In his conclusions, he demands that palm and sole “characters are of no value as racial criteria”, since so many patterns within them repeat between “races”, as the people are probably not “absolutely pure” (290). He also concludes that there is more variation within one group (race) than there is between groups (races). His last idea is that the “nearer one gets to a primitive race the less the amount of variation”, and studying the “purest racial stocks now living” will prove or disprove this idea or hypothesis.

ANDREW AGHA University of South Carolina (Ann Kingsolver)

Wilder, Harris Hawthorne. The Restoration of Dried Tissues, with Especial Reference to Human Remains. American Anthropologist January, 1904 Vol.6(1):1-17.

Wilder explores a method of restoration in which a dried specimen will return to the normal size and shape, and will display the markings present before death.

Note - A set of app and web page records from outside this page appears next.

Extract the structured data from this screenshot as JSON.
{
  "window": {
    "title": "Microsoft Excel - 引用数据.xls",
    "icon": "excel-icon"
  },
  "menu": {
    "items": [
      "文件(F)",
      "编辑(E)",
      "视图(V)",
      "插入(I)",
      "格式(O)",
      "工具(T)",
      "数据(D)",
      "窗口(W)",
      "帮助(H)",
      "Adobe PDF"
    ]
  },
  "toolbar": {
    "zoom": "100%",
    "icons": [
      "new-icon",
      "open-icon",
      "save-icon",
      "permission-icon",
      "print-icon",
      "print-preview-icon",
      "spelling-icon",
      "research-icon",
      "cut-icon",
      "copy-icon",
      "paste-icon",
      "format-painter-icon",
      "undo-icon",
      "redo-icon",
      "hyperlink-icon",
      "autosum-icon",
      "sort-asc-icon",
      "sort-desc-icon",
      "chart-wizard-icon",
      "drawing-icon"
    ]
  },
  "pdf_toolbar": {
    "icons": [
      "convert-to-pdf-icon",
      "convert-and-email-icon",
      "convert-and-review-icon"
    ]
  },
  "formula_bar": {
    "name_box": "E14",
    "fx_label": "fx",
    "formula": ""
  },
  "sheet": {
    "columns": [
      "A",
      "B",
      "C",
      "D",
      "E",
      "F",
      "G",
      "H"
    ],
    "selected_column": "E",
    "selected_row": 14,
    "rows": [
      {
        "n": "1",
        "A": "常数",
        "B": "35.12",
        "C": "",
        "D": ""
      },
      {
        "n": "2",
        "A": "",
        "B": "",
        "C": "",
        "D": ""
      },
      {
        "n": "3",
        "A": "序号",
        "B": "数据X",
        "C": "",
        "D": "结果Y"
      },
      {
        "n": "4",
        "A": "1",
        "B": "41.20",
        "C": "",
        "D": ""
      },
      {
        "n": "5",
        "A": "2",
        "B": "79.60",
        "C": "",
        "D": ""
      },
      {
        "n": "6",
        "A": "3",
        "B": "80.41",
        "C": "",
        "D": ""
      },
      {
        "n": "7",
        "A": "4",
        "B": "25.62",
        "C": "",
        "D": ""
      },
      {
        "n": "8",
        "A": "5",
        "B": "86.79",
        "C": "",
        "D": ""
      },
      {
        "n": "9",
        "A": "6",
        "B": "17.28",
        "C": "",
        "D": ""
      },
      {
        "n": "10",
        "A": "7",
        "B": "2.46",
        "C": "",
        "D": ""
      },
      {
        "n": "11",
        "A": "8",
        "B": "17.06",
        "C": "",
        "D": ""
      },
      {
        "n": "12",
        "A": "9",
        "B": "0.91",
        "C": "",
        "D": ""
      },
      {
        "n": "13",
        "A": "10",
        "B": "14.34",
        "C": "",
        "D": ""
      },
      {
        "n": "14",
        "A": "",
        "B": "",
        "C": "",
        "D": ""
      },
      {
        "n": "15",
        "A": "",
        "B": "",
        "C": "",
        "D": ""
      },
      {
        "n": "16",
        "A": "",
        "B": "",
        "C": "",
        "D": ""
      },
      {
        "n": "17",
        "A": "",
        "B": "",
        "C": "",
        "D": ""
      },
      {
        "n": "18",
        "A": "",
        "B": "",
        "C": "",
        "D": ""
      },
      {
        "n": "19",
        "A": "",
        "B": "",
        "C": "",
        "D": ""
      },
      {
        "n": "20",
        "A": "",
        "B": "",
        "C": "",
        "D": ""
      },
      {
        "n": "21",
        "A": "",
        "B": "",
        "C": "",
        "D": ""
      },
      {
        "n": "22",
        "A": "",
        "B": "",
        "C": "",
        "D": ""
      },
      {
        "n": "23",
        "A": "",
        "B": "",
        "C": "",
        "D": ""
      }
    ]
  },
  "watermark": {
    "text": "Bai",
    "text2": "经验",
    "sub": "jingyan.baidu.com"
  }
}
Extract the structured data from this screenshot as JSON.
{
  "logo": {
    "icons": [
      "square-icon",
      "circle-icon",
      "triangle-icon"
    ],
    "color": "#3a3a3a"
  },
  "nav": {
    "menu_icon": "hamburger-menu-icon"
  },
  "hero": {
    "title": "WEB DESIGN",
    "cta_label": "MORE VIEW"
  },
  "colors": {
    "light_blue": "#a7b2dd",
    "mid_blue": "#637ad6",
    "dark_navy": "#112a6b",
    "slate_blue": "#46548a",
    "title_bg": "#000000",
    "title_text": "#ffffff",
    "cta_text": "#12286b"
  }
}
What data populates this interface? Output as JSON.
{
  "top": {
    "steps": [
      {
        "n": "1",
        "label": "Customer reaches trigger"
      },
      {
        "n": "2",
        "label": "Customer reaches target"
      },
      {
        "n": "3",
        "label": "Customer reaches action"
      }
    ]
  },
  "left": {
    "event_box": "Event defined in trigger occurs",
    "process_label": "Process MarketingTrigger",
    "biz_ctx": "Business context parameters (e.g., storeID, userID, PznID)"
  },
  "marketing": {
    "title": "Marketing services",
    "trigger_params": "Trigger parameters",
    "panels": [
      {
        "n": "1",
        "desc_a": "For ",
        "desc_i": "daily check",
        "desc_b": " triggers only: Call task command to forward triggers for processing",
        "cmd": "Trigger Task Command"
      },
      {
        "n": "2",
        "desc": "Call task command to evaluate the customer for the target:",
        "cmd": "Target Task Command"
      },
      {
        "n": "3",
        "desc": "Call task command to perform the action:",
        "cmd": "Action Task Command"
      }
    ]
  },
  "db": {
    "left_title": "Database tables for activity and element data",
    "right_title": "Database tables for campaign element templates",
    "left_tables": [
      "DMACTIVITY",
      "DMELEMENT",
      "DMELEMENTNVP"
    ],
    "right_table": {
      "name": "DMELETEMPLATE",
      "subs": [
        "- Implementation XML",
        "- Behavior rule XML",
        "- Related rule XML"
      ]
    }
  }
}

He happened upon this experiment while he was restoring embryonic skeletons, and wondered if air-dried specimens would yield the same results. Wilder altered his method for restoration because he was now dealing with air-dried specimens. He tested this method by placing a frog in a 3% caustic potash overnight. Restoration of the frog’s soft tissue to the condition of it before death was impressive. He became interested to see if this method would work for air-dried human remains. He was able to obtain human remains to use as experiments and improve the method for restoration.

Using this method he places the specimen into a solution of 1-3% caustic potash. He used less caustic solutions for brittle subjects. It soaks between twelve to forty-eight hours, but due to the possibility of the object falling apart, it is constantly watched. If the specimen is left too long in the solution then it starts to turn abnormal and may degrade, but if taken out too soon, it will not reach its full size potential. The potash swells the remaining tissues to the size before death. After removing it from the solution, soak the specimen in water, and then in a 3% solution of formalin to harden and finish the preservation.

Some of the human remains he experiments with are a right thumb of a Peruvian mummy, two infant heads and one of the bodies, which belongs to one of the infants, from the Cliff-dwellers, the head of a young adult Peruvian, and two adults of the “Basket People” in Utah. He is able to determine the size of the people, what they had wrapped around them, how they may have been mummified, any distinct markings, such as tattoos or scars, what they had eaten, and other information about each subject, which were not known before restoration.

Wilder does not make it clear what his background or field is, but he suggests that further investigations need to be done of the specimens and future specimens, preferable by someone who has a knowledgeable background of the natural sciences, like anatomy and botany, but also someone who is interested in or has past knowledge of the people’s culture and history, to provide more insight.

KATIE EPPS University of South Carolina (Ann Kingsolver)